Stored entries
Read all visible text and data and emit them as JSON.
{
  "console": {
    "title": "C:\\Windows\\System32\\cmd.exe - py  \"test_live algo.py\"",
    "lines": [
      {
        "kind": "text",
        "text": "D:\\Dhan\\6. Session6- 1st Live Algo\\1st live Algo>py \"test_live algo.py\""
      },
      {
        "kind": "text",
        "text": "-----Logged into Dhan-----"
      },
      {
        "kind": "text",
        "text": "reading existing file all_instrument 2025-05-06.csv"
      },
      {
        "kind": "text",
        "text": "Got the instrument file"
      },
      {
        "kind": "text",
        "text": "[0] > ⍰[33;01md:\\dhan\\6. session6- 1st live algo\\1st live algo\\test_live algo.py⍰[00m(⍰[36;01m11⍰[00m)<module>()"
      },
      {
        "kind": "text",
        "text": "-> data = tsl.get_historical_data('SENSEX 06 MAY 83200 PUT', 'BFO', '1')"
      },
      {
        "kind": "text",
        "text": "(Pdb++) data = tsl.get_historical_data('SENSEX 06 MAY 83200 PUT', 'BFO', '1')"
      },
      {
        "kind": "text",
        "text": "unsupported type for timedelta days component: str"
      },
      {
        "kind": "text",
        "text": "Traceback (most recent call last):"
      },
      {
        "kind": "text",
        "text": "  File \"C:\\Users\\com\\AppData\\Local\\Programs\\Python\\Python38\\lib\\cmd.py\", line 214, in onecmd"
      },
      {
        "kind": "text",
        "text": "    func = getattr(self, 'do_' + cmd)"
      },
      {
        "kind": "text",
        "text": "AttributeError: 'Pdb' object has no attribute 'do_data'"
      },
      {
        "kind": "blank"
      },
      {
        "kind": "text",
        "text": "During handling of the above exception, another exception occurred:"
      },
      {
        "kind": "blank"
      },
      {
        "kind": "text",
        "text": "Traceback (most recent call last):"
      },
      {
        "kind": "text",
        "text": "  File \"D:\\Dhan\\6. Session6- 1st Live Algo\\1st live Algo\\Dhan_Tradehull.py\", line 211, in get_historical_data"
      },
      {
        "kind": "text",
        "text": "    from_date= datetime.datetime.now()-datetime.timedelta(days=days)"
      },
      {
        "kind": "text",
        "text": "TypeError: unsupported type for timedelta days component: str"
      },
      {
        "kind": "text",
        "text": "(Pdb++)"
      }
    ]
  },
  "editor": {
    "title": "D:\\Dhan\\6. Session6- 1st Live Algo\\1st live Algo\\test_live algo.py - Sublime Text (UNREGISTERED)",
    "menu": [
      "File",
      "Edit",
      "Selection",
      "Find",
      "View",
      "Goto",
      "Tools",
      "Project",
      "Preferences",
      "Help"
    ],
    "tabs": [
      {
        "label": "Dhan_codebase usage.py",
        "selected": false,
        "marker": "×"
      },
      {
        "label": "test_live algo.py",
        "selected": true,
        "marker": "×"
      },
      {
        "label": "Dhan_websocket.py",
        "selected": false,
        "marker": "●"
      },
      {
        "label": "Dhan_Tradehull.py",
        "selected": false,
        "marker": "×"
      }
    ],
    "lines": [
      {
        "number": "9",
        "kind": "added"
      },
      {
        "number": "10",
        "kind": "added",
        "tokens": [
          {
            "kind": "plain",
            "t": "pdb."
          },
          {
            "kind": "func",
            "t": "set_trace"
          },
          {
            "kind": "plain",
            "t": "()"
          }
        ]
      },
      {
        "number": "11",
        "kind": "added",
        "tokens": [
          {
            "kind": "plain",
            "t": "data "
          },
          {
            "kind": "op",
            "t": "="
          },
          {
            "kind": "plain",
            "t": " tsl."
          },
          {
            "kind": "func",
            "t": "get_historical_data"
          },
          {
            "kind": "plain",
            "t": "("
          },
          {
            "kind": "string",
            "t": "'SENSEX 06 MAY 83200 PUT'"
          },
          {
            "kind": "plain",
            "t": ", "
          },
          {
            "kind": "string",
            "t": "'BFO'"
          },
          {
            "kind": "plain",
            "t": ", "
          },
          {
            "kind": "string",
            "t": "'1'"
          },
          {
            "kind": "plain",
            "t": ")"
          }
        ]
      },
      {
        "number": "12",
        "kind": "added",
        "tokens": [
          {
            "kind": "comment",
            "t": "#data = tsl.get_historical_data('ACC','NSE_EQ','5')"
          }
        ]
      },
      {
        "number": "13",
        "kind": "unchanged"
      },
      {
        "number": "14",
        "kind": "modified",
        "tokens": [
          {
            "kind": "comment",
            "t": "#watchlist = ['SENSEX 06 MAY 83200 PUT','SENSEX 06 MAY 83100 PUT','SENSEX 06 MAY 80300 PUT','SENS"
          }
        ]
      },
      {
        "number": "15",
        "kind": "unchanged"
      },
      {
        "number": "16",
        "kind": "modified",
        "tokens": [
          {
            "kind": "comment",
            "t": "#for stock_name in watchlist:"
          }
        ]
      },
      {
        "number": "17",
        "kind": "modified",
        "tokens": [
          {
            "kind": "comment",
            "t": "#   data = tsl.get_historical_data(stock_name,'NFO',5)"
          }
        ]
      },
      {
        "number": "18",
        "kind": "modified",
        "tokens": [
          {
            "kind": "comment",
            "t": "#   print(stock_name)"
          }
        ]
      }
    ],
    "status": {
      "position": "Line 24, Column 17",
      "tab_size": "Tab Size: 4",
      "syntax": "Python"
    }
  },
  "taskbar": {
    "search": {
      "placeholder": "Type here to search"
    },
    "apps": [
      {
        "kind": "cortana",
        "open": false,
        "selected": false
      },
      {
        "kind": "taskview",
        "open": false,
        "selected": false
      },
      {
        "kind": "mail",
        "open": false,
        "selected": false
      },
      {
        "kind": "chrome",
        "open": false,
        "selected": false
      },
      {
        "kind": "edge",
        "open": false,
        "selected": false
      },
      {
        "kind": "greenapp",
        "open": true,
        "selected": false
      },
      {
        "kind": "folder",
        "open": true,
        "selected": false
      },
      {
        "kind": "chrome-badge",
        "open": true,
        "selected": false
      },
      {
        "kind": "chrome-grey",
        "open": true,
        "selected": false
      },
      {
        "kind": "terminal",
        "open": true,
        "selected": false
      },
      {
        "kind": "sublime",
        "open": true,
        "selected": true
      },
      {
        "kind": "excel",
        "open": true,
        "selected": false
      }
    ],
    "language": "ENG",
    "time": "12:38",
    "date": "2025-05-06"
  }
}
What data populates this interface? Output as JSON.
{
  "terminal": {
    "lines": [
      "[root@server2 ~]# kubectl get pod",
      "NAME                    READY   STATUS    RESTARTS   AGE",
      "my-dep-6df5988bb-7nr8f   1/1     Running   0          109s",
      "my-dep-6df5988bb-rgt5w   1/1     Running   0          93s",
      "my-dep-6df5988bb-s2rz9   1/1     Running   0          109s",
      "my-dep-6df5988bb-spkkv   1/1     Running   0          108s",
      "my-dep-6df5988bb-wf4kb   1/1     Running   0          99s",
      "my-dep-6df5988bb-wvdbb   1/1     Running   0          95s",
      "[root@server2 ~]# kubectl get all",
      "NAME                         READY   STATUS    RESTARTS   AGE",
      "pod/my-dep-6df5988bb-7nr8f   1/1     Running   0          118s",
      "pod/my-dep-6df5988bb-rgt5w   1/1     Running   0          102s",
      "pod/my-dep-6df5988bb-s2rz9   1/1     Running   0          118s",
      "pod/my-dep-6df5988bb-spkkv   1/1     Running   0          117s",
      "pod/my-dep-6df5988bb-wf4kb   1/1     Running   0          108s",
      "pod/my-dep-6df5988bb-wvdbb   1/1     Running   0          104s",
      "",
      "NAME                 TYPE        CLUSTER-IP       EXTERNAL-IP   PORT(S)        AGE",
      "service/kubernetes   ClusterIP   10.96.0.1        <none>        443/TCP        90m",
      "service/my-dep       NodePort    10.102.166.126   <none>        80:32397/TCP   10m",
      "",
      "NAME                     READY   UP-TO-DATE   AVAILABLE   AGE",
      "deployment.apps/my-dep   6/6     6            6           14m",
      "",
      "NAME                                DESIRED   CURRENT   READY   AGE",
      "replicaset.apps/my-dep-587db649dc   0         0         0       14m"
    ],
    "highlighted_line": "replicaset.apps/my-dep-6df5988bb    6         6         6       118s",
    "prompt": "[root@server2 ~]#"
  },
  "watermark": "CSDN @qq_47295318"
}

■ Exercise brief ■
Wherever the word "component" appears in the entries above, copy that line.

■ Exercise result ■
        "text": "unsupported type for timedelta days component: str"
        "text": "TypeError: unsupported type for timedelta days component: str"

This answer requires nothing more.